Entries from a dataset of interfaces

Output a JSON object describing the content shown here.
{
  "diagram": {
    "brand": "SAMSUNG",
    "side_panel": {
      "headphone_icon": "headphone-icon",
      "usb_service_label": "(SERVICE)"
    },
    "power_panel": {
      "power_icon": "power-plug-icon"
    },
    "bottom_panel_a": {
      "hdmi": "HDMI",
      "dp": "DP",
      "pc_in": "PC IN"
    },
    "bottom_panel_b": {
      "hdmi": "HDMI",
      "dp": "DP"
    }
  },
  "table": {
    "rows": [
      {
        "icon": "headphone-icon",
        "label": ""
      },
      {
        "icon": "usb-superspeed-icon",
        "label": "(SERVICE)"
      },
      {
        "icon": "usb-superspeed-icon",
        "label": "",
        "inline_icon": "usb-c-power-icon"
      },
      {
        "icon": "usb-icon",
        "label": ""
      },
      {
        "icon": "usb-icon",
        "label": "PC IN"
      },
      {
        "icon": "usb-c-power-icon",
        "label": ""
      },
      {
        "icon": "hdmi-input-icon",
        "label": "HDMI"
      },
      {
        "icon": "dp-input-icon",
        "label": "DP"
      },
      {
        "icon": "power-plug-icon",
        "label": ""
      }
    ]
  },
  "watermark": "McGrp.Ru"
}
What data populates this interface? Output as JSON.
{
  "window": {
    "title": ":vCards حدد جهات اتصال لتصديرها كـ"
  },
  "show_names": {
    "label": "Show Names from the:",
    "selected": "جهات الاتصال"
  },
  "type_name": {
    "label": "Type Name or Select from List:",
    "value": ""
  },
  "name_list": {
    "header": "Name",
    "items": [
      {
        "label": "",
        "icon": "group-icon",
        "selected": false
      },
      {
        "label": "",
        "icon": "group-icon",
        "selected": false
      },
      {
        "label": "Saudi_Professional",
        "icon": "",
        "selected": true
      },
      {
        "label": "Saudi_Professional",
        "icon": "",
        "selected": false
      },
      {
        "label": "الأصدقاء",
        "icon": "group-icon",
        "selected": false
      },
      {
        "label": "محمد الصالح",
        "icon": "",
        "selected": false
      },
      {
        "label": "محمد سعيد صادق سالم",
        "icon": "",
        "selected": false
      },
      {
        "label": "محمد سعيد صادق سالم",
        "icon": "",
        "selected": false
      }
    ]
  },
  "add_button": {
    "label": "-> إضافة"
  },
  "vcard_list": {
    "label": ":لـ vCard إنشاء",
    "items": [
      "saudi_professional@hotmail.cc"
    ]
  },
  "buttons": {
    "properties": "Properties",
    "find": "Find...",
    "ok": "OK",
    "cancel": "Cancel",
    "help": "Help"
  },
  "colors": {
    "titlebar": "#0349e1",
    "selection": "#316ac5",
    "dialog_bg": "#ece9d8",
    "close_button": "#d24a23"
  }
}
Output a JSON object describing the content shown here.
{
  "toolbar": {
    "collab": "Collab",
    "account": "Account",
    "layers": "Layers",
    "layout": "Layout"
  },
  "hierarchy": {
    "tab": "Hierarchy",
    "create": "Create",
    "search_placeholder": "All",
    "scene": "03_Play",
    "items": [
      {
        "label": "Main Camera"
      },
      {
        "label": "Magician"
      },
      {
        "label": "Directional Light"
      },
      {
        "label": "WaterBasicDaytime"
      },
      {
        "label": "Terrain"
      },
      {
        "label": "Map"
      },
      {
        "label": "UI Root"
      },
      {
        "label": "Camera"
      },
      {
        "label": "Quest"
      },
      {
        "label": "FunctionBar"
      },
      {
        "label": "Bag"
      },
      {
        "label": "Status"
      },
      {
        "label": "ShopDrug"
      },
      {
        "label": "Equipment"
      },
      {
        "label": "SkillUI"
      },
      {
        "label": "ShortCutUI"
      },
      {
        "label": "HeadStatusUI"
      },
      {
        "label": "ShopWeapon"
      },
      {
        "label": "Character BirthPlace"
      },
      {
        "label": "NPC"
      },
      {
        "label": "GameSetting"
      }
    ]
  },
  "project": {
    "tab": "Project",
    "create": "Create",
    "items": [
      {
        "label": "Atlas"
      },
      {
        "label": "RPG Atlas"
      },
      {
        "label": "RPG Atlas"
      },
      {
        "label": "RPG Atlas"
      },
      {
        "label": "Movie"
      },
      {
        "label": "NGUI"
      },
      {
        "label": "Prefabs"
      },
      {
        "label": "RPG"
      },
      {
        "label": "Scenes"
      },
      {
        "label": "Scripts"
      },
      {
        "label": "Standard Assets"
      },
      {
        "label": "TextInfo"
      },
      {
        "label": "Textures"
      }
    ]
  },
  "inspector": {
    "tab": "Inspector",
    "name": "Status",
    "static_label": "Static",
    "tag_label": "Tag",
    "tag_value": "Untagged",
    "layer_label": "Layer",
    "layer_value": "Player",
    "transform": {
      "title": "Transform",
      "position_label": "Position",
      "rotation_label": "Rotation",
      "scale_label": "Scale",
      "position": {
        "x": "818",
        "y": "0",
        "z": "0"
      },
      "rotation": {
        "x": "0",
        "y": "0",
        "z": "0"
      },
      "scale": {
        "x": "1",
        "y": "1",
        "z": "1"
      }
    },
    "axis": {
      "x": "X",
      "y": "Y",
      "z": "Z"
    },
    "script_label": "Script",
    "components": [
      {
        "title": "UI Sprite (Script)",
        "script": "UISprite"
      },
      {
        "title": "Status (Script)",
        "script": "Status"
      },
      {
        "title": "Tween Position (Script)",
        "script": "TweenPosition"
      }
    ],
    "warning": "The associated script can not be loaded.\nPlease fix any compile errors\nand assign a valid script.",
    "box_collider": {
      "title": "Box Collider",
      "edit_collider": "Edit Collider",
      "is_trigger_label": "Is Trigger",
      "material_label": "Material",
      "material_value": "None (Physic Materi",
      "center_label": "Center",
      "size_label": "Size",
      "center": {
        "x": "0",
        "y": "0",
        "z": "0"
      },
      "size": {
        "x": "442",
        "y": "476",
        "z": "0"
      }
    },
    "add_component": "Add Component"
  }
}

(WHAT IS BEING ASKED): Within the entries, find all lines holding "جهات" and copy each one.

(ANSWER TO THE EXERCISE):
    "title": ":vCards حدد جهات اتصال لتصديرها كـ"
    "selected": "جهات الاتصال"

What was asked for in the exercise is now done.